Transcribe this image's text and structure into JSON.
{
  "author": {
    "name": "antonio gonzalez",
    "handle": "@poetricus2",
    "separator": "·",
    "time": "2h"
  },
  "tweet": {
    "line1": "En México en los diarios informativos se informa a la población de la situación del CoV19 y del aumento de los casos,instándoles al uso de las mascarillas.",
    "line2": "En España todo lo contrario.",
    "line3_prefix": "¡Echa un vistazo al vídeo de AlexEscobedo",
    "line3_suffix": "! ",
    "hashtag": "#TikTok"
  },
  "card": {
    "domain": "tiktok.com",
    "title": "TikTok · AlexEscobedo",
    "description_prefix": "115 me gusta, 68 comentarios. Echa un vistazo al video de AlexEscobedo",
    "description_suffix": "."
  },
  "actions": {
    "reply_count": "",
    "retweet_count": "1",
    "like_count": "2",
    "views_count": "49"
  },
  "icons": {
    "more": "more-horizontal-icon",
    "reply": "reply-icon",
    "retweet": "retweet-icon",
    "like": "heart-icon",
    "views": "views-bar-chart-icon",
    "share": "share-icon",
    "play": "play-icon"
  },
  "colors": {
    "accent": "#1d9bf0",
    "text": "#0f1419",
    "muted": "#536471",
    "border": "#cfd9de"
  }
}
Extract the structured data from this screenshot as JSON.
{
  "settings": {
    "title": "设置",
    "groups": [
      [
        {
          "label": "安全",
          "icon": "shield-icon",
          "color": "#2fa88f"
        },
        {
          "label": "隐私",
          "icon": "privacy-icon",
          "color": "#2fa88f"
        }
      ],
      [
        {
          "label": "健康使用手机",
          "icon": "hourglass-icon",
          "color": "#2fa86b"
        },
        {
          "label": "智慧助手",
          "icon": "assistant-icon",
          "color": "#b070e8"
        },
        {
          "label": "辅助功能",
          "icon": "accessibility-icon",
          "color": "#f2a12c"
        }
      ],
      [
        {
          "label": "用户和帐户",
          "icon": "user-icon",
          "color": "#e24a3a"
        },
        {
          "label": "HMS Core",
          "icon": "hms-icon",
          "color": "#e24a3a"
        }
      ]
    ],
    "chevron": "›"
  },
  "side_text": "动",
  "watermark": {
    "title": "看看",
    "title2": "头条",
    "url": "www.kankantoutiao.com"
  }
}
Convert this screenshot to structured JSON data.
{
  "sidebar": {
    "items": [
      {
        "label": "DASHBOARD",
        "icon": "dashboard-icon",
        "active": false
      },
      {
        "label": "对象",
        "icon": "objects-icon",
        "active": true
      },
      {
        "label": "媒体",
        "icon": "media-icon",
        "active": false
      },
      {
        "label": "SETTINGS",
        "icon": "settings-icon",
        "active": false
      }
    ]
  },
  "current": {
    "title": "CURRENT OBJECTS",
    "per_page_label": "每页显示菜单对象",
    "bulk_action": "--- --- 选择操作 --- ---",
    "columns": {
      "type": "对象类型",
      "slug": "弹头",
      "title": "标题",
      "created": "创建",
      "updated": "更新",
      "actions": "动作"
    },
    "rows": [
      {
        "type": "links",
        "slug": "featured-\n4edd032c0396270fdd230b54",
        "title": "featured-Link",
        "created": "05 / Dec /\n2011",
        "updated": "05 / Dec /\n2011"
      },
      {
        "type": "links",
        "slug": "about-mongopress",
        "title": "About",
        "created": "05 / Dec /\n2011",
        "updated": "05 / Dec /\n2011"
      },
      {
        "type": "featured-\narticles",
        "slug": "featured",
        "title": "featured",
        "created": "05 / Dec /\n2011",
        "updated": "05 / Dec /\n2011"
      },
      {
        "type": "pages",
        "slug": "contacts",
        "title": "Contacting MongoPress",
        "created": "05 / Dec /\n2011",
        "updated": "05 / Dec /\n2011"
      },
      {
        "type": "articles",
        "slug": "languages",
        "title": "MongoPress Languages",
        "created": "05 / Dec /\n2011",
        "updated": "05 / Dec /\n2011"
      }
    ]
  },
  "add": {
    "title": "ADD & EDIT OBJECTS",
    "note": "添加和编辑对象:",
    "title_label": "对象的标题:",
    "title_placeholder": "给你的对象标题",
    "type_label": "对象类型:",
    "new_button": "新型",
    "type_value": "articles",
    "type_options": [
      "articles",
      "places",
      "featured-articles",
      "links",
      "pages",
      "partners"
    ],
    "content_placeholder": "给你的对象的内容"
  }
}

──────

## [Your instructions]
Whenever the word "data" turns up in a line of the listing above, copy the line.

## [Your response]
Extract the structured data from this screenshot as JSON.
Convert this screenshot to structured JSON data.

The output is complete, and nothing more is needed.